Shared services contract losses leave council feeling blue
A joint venture company set up with computer giant IBM to save Somerset county council millions of pounds has lost £31 million and is so inflexible that it is making the job of finding savings even harder, the council has heard.
Somerset's Conservative leader, Councillor Ken Maddock, has slammed the-private partnership Southwest One at the council's budget-fixing meeting. The troubled contract stems from a shared serve agreement signed in 2007 between Somerset - then a Lib-Dem council - Avon & Somerset Police, Taunton Deane borough council and IBM.
The joint venture company was to run back-office services including procurement and human resources and produce £192 million savings to Somerset county council alone over 10 years.

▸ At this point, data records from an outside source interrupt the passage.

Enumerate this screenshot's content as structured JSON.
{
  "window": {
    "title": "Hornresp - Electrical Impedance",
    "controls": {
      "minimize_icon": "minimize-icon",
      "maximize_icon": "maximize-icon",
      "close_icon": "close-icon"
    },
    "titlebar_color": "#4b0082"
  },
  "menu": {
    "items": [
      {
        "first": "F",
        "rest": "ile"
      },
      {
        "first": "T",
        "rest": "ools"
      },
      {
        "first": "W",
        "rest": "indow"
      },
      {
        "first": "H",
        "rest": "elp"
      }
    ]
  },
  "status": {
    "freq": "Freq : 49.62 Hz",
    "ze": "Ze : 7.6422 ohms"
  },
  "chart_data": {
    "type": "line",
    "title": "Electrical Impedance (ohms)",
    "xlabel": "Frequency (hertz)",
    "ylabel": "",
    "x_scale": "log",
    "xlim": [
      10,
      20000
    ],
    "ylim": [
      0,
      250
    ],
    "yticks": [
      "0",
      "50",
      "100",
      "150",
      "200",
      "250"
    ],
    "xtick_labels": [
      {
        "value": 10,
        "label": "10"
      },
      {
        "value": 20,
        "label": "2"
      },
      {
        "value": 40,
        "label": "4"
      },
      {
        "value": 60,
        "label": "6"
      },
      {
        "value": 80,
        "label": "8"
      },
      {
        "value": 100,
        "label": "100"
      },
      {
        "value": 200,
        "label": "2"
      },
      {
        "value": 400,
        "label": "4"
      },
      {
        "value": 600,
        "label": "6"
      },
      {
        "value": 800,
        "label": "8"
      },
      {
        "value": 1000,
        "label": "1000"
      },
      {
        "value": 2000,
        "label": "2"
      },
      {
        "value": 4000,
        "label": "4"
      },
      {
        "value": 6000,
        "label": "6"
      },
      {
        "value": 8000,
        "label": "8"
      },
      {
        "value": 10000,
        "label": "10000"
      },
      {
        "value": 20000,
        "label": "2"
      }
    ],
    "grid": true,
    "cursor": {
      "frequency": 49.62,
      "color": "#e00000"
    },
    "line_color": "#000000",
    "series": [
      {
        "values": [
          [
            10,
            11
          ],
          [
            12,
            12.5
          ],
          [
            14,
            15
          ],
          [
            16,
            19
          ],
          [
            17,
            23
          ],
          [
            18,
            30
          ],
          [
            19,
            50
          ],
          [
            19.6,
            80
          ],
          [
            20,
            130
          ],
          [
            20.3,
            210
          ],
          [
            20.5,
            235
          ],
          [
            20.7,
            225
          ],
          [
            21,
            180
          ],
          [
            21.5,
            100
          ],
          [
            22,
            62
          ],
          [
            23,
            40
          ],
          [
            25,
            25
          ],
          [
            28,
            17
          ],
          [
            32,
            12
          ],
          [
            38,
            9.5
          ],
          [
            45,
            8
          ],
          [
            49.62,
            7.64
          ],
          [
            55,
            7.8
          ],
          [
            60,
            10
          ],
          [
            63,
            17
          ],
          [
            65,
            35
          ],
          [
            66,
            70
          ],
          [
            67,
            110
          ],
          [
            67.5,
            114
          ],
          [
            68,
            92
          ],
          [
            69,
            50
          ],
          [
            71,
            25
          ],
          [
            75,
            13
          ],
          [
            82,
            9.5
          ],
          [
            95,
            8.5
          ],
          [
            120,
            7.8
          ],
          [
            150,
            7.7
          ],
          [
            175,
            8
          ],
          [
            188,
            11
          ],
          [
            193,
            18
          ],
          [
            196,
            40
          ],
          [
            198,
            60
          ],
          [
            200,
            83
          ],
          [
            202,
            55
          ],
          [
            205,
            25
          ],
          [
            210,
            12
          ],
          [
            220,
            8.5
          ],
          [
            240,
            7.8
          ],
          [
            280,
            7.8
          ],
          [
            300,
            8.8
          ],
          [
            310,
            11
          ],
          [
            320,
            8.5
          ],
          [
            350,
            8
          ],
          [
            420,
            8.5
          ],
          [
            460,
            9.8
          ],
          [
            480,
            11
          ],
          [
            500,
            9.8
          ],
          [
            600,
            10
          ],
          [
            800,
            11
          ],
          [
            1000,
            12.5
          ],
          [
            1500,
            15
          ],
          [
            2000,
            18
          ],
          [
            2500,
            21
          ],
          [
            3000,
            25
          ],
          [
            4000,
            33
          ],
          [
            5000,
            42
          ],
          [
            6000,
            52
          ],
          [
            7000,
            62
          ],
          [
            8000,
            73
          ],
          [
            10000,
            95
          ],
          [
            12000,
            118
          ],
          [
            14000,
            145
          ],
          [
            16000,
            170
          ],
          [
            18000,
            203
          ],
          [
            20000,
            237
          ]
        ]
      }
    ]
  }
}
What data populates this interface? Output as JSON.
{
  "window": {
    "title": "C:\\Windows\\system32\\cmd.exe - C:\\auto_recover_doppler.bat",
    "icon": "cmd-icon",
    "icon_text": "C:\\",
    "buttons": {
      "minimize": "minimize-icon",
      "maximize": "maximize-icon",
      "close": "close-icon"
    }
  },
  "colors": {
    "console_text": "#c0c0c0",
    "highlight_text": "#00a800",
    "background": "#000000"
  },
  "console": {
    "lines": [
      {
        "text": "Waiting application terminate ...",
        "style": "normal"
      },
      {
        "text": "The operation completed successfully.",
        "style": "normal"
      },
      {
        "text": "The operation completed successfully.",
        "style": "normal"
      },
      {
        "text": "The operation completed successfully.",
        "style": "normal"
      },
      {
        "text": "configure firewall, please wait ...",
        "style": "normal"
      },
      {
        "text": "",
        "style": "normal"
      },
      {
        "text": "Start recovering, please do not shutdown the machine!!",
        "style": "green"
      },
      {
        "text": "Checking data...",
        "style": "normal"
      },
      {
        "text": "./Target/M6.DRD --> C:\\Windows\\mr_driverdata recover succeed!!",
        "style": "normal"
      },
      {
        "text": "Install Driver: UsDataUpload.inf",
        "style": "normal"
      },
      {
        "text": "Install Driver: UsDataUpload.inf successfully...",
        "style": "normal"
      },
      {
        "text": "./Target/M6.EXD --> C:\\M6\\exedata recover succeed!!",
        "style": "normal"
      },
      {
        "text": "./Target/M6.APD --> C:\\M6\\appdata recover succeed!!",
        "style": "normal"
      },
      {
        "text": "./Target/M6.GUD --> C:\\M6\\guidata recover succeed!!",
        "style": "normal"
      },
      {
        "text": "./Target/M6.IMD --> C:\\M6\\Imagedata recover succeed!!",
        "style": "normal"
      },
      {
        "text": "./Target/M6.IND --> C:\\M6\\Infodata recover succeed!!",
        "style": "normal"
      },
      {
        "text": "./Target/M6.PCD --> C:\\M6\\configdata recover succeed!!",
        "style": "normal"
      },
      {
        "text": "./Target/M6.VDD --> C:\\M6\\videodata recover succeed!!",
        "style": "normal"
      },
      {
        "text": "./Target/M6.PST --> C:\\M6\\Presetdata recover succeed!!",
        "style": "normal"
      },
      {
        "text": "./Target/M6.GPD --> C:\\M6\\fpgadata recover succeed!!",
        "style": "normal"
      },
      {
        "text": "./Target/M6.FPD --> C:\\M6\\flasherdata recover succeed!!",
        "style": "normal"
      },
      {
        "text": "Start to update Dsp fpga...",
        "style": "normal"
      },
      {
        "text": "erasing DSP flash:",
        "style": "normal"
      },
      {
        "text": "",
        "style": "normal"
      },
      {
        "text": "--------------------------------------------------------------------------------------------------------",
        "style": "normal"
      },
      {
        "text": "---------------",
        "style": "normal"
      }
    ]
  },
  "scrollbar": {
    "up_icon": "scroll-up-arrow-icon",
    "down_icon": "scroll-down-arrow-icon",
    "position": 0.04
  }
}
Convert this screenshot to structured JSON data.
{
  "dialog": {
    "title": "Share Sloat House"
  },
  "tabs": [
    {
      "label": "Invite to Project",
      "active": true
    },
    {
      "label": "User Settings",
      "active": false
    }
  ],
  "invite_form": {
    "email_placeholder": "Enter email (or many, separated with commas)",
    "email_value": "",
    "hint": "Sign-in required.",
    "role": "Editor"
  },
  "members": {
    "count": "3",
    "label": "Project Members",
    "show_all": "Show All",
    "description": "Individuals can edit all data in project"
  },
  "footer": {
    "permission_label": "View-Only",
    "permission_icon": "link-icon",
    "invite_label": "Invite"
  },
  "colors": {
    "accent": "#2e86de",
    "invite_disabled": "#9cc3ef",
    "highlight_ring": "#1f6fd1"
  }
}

But the deal was in trouble almost from the beginning. A report released last year by Somerset council admits that the SAP system put in to streamline purchasing had caused big problems for staff and suppliers.
The report said that so far, only £6m of savings had been delivered, with £60m to come.
At the beginning of last year, the council announced it was to renegotiate its area of the contract and bring some services and staff back in-house.
Now 12 months on, the contract has saved the council only £10m of the money it was originally projected to save by this stage of the 10-year contract. "Southwest One's accounts year-on-year, show losses, staggering losses, just published of £31m, and failures to meet modest savings targets," said Maddock in a BBC report.
Maddock said he did not blame the failings on the workforce, but "the contract, the complications, the failed technology, the missed opportunities, the lack of promised savings".
A spokesman for Southwest One blamed the pre-tax loss in 2010 on public sector cutbacks which mean it could not deliver the projected savings. The company's losses are borne by IBM.